Space may be huge, but astronauts are running out of room in the rockets that carry them there.
A group of BYU engineers has teamed up with physicist and world-renowned origami expert Robert Lang to produce solar arrays (or solar panels) for NASA that can be compacted for launch using careful folding techniques. Once in space, the solar array will expand to nearly 10 times its compacted size and generate power for space stations and satellites.
“It’s expensive and difficult to get things into space; you’re very constrained in space,” said BYU professor and research team leader Larry Howell in a press release. “With origami you can make it compact for launch and then as you get into space it can deploy and be large.”
Howell explained that the price of the rocket fuel requires the rocket to be as lightweight as possible in order for the craft to get into space, making the space-efficient designs BYU is working on valuable for future space exploration.
The team has been working on related projects employing origami techniques for several years, but the current project began while mechanical engineering graduate student Shannon Zirbel was an intern at NASA.
BYU had already been working with NASA through the Jet Propulsion Lab and found that BYU’s work with origami principles could be employed to design space-efficient solar arrays.
Howell received a $2 million research grant from the National Science Foundation to fund the project, which was featured in the November issue of the Journal of Mechanical Design.
Origami expert Lang has been involved in the project as a consultant since the fall of 2012 and has been happy to assist in creating more efficient designs for space exploration.
“I’ve enjoyed (working with the BYU engineers) very much,” he said. “They’re smart and enthusiastic and are working on interesting technologies. I couldn’t ask for more.”
Zirbel has also been involved with the research since fall 2012 and has been very instrumental in the design process.
“I have been able to work with lots of people who are experts in the field; that’s been really exciting,” she said. “I have been able to make a lot of great connections with people who really have a lot of experience.”
According to BYU News, the solar array developed by the group can be folded tightly down to a diameter of 2.7 meters and unfolded to its full size of 25 meters across. The group intends to create an array that can produce 250 kilowatts of power.
The group will work with NASA for several more years, and once the project is completed, they intend to continue exploring possible designs of earth-bound solar panels for use by the military and outdoor enthusiasts.

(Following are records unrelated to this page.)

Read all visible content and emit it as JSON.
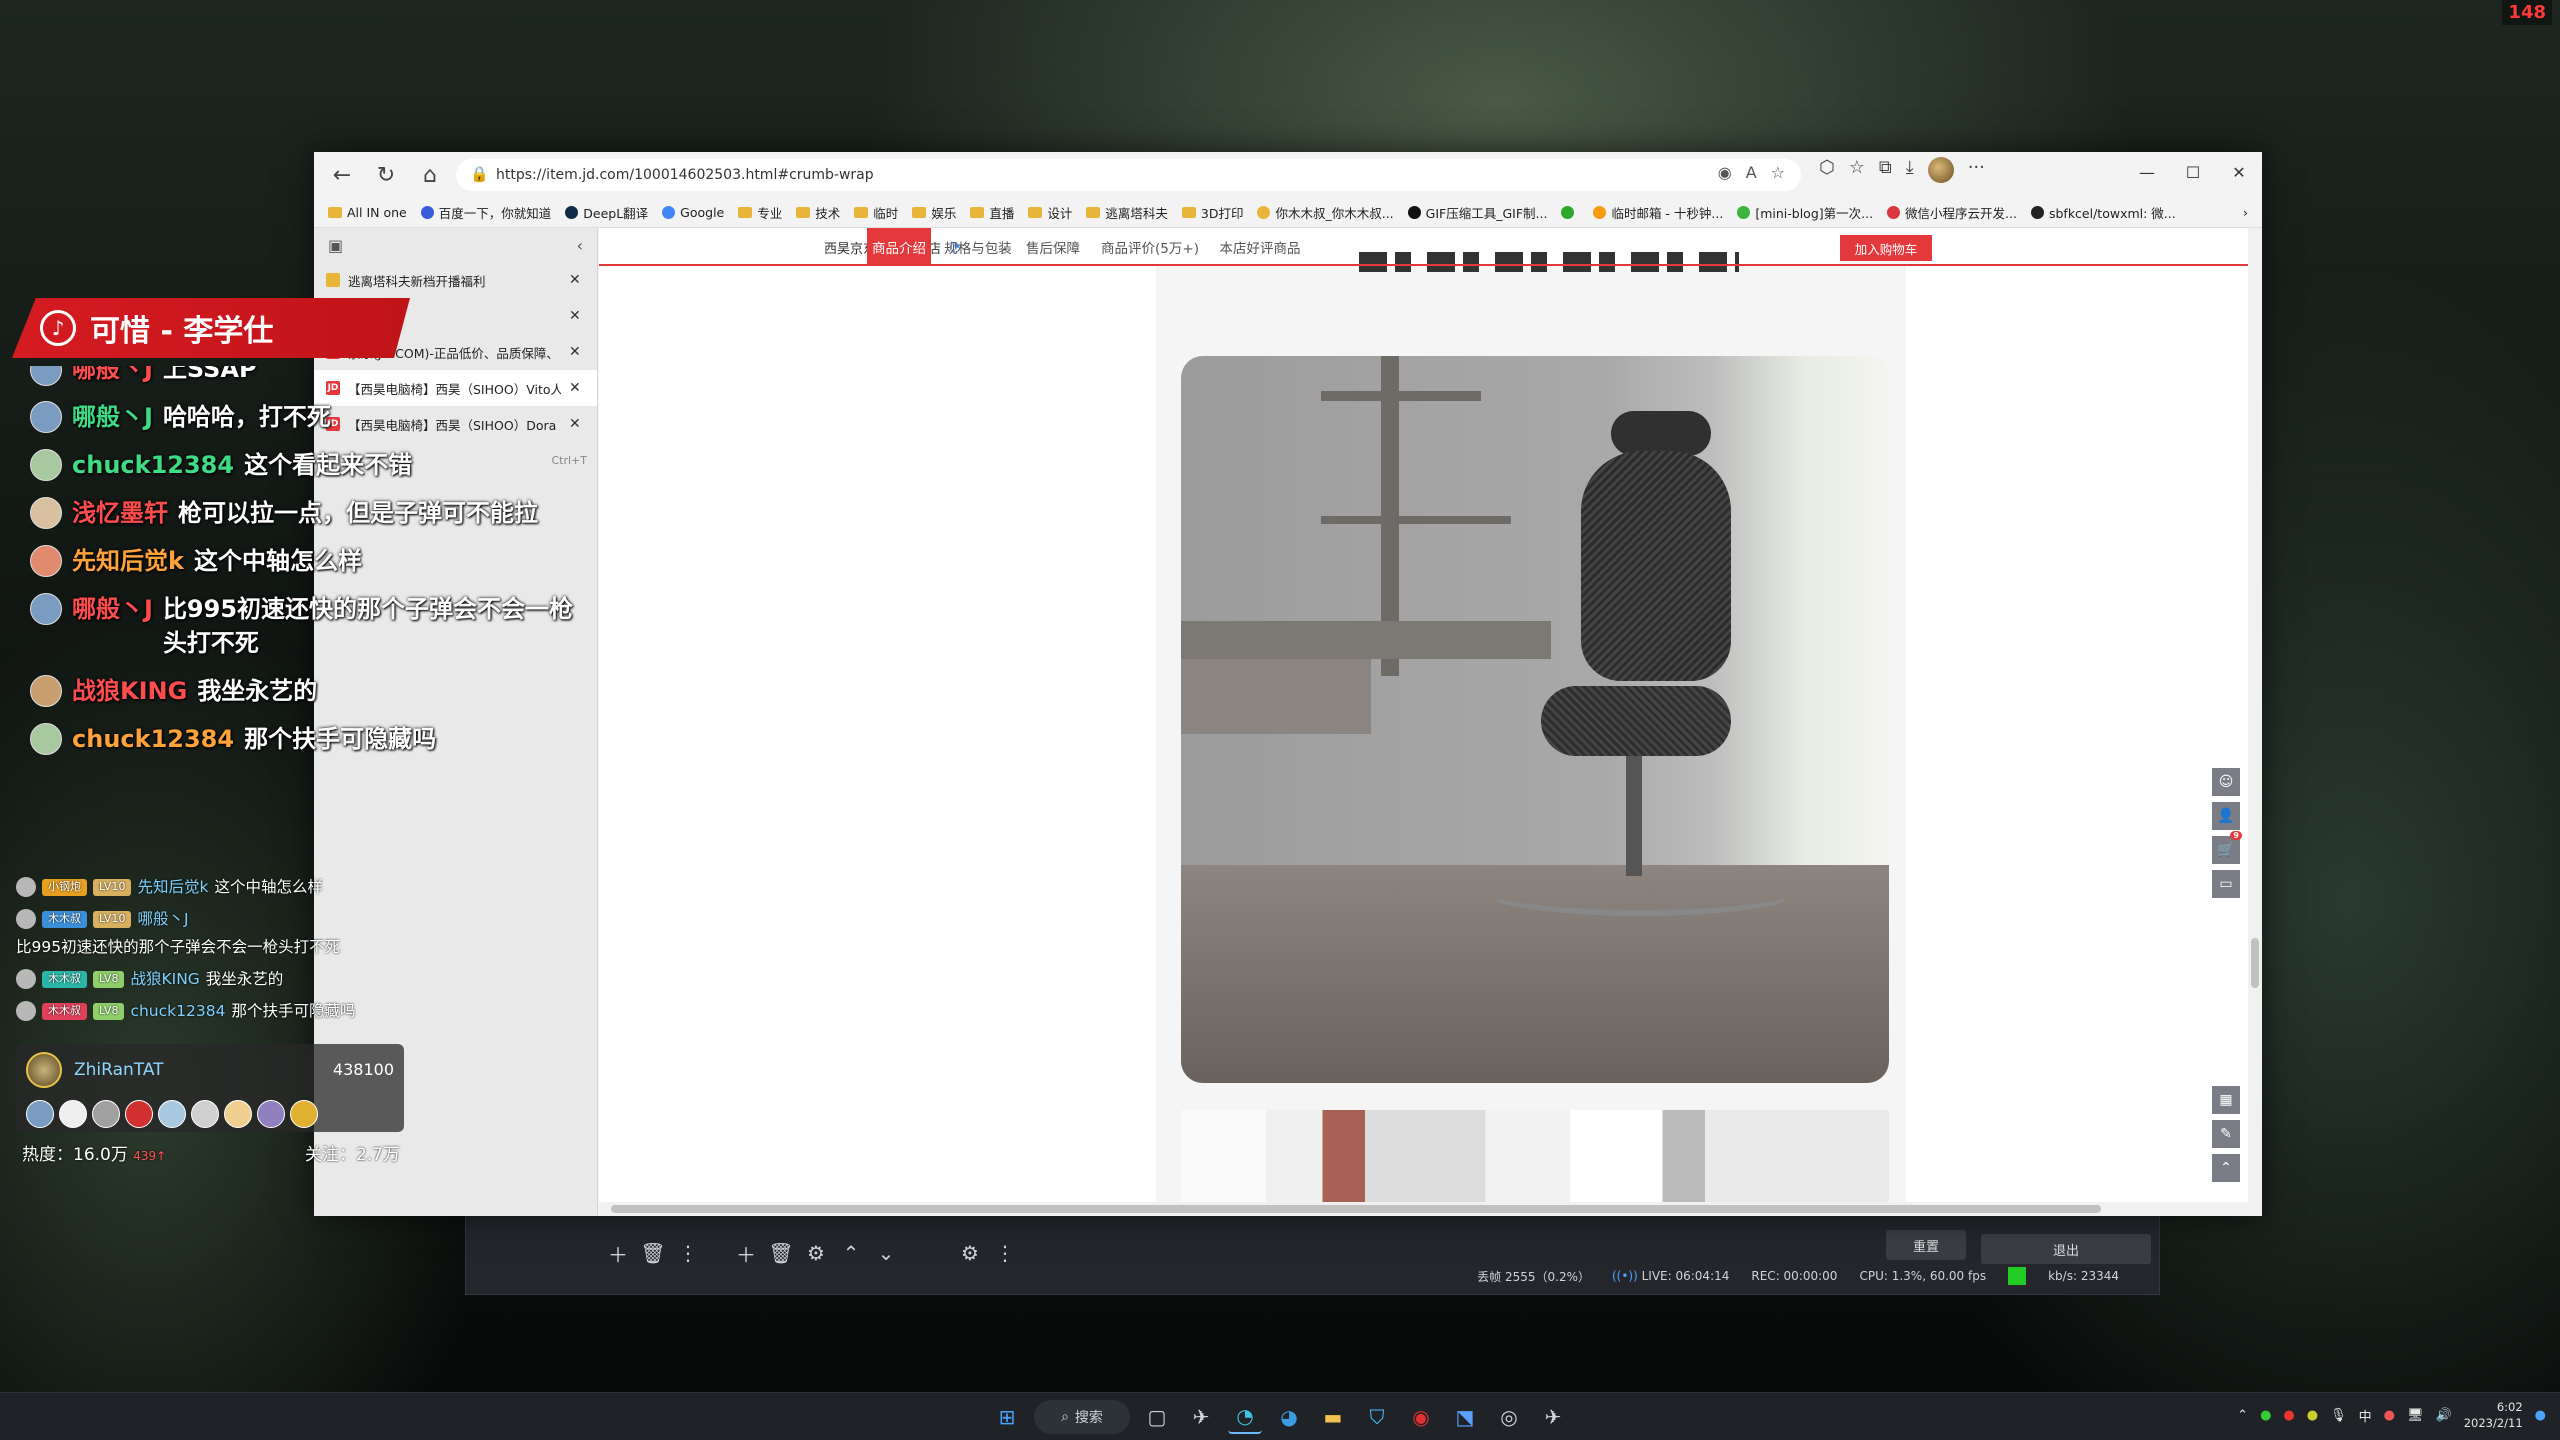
{
  "corner_indicator": "148",
  "browser": {
    "url": "https://item.jd.com/100014602503.html#crumb-wrap",
    "bookmarks": [
      {
        "label": "All IN one",
        "kind": "folder"
      },
      {
        "label": "百度一下，你就知道",
        "kind": "site",
        "color": "#3a5bd9"
      },
      {
        "label": "DeepL翻译",
        "kind": "site",
        "color": "#0f2b46"
      },
      {
        "label": "Google",
        "kind": "site",
        "color": "#4285f4"
      },
      {
        "label": "专业",
        "kind": "folder"
      },
      {
        "label": "技术",
        "kind": "folder"
      },
      {
        "label": "临时",
        "kind": "folder"
      },
      {
        "label": "娱乐",
        "kind": "folder"
      },
      {
        "label": "直播",
        "kind": "folder"
      },
      {
        "label": "设计",
        "kind": "folder"
      },
      {
        "label": "逃离塔科夫",
        "kind": "folder"
      },
      {
        "label": "3D打印",
        "kind": "folder"
      },
      {
        "label": "你木木叔_你木木叔...",
        "kind": "site",
        "color": "#e8b53a"
      },
      {
        "label": "GIF压缩工具_GIF制...",
        "kind": "site",
        "color": "#111111"
      },
      {
        "label": "",
        "kind": "site",
        "color": "#2aa82a"
      },
      {
        "label": "临时邮箱 - 十秒钟...",
        "kind": "site",
        "color": "#f39c12"
      },
      {
        "label": "[mini-blog]第一次...",
        "kind": "site",
        "color": "#3cb43c"
      },
      {
        "label": "微信小程序云开发...",
        "kind": "site",
        "color": "#d9363e"
      },
      {
        "label": "sbfkcel/towxml: 微...",
        "kind": "site",
        "color": "#222222"
      }
    ],
    "tabs": [
      {
        "title": "逃离塔科夫新档开播福利",
        "fav": "#e8b53a",
        "favtext": "",
        "selected": false
      },
      {
        "title": "",
        "fav": "#cccccc",
        "favtext": "",
        "selected": false
      },
      {
        "title": "京东(JD.COM)-正品低价、品质保障、",
        "fav": "#e4393c",
        "favtext": "JD",
        "selected": false
      },
      {
        "title": "【西昊电脑椅】西昊（SIHOO）Vito人",
        "fav": "#e4393c",
        "favtext": "JD",
        "selected": true
      },
      {
        "title": "【西昊电脑椅】西昊（SIHOO）Dora",
        "fav": "#e4393c",
        "favtext": "JD",
        "selected": false
      }
    ],
    "newtab_shortcut": "Ctrl+T"
  },
  "jd": {
    "shop_name": "西昊京东自营旗舰店",
    "tabs": [
      "商品介绍",
      "规格与包装",
      "售后保障",
      "商品评价(5万+)",
      "本店好评商品"
    ],
    "active_tab": 0,
    "add_to_cart": "加入购物车",
    "cart_count": "9"
  },
  "obs": {
    "reset_label": "重置",
    "exit_label": "退出",
    "dropped_frames": "丢帧 2555（0.2%）",
    "live_time": "LIVE: 06:04:14",
    "rec_time": "REC: 00:00:00",
    "cpu": "CPU: 1.3%, 60.00 fps",
    "bitrate": "kb/s: 23344"
  },
  "overlay": {
    "song": "可惜 - 李学仕",
    "chat": [
      {
        "name": "哪般丶J",
        "text": "上SSAP",
        "name_color": "#ff4d4d",
        "avatar": "#7a9cc0"
      },
      {
        "name": "哪般丶J",
        "text": "哈哈哈，打不死",
        "name_color": "#3ddc84",
        "avatar": "#7a9cc0"
      },
      {
        "name": "chuck12384",
        "text": "这个看起来不错",
        "name_color": "#3ddc84",
        "avatar": "#a8c8a0"
      },
      {
        "name": "浅忆墨轩",
        "text": "枪可以拉一点，但是子弹可不能拉",
        "name_color": "#ff4d4d",
        "avatar": "#d8c0a0"
      },
      {
        "name": "先知后觉k",
        "text": "这个中轴怎么样",
        "name_color": "#ffa23a",
        "avatar": "#e08a70"
      },
      {
        "name": "哪般丶J",
        "text": "比995初速还快的那个子弹会不会一枪头打不死",
        "name_color": "#ff4d4d",
        "avatar": "#7a9cc0"
      },
      {
        "name": "战狼KING",
        "text": "我坐永艺的",
        "name_color": "#ff4d4d",
        "avatar": "#c8a070"
      },
      {
        "name": "chuck12384",
        "text": "那个扶手可隐藏吗",
        "name_color": "#ffa23a",
        "avatar": "#a8c8a0"
      }
    ],
    "small_chat": [
      {
        "badges": [
          {
            "t": "小钢炮",
            "c": "#e8a020"
          },
          {
            "t": "LV10",
            "c": "#d8b060"
          }
        ],
        "name": "先知后觉k",
        "text": "这个中轴怎么样"
      },
      {
        "badges": [
          {
            "t": "木木叔",
            "c": "#3b8fd9"
          },
          {
            "t": "LV10",
            "c": "#d8b060"
          }
        ],
        "name": "哪般丶J",
        "text": "比995初速还快的那个子弹会不会一枪头打不死"
      },
      {
        "badges": [
          {
            "t": "木木叔",
            "c": "#29b6a8"
          },
          {
            "t": "LV8",
            "c": "#8fcf6a"
          }
        ],
        "name": "战狼KING",
        "text": "我坐永艺的"
      },
      {
        "badges": [
          {
            "t": "木木叔",
            "c": "#e0405a"
          },
          {
            "t": "LV8",
            "c": "#8fcf6a"
          }
        ],
        "name": "chuck12384",
        "text": "那个扶手可隐藏吗"
      }
    ],
    "top_user": "ZhiRanTAT",
    "top_score": "438100",
    "fans": [
      "#7a9cc0",
      "#eeeeee",
      "#a0a0a0",
      "#d03030",
      "#a8c8e0",
      "#d0d0d0",
      "#f0d090",
      "#9080c0",
      "#e0b030"
    ],
    "heat_label": "热度：16.0万",
    "heat_delta": "439↑",
    "follow_label": "关注：2.7万"
  },
  "taskbar": {
    "search_label": "搜索",
    "time": "6:02",
    "date": "2023/2/11",
    "ime": "中"
  }
}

“I think it’s likely that the technologies we develop will have unanticipated spin-off benefits in other fields,” Lang said. “That’s the nature of research.”